I kinda missed the party, this will be 1038, but since I’ve deleted a few since I started posting here since moving off my Spaces blog, I imagine this one clocks in at about 1000. Two years almost exactly, that’s about 500 per year, or about 1.3 per day. I wonder what I could have done with the time I’ve spent sitting here explaining to everyone why they need to listen to me because they’re wrong about everything. 😛 1000 posts of completely worthless tripe now clogging various search engine databases and the internets. What an accomplishment. 🙂
Get ready for it folks, it’s coming. To make it work, without cutting benefits or raising the retirement age, we’ll need about a 4-6% increase in payrol tax rates (assuming the rate isn’t converted to a progressive tax, in which case the increase will be much higher on higher income earners) and the removal of the 90K cap on social security taxes. Figure that into your current salary and see how it effects your savings rate. A quick back of the napkin calculation based on a 3% increase and raising the cap to $150,000 yeilds –
Current: $90,000.00 taxed / $35,000.00 not taxed – $5,580.00 in taxes
No Cap, Same Rate: $125,000.00 taxed – $7,750.00 in taxes (difference: $2,170.00 annually)
No Cap, 3% Tax Increase: $125,000.00 taxed – $11,500.00 in taxes (difference: $5,920.00 annually)
Current: $90,000.00 taxed / $60,000.00 not taxed – $5,580.00 in taxes

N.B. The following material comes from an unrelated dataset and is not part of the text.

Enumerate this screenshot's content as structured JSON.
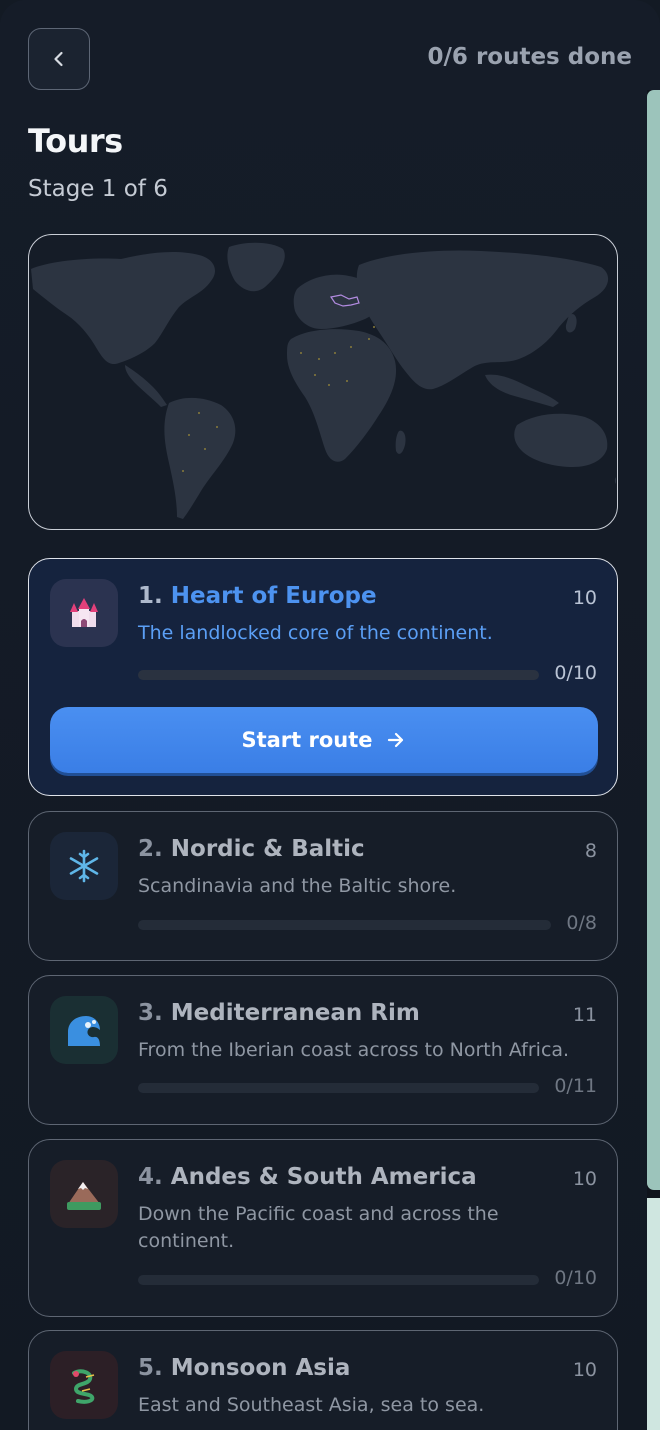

No Cap, Same Rate: $150,000.00 taxed – $9,300.00 in taxes (difference: $3,720.00 annually)
No Cap, 3% Tax Increase: $150,000.00 taxed – $13,800.00 in taxes (difference: $8,220.00 annually)
This would hit people who live in areas that have a high cost of living the most, since their savings rates tend to be the lowest.
The hosiery mill is gone now, along with much of the Carolina textile industry — a casualty of the global reordering that has concentrated production in Asia and Latin America. But the old brick building is still here and still making products — albeit modern varieties that could scarcely have been imagined a half-century ago: Today, the site is occupied by a biotechnology company, Biolex Therapeutics.
Inside, 90 workers harness expensive laboratory equipment and a plant called duckweed, a bane to local ponds, to develop a drug for a serious liver ailment. Even the lowest-paid lab technician takes home far more than the seamstresses earned. If the start-up succeeds, its product will be substantially more lucrative than pantyhose.
As lawmakers pursue legislation aimed at softening the blow from factory closures, and as the downside of trade emerges as a talking point in the 2008 presidential campaign, it might seem that manufacturing is a dying part of the U.S. economy. But the retooling of this old brick building on Credle Street underscores how, despite its oft-pronounced demise, American manufacturing is in many regards stronger than ever.
Interesting WaPo article, including some rather telling data showing that while the number manufacturing jobs has decreased, the Unted States manufacturing output has remained fairly constant, and how a percentage of lost manufacturing jobs have now moved into other sectors of the economy.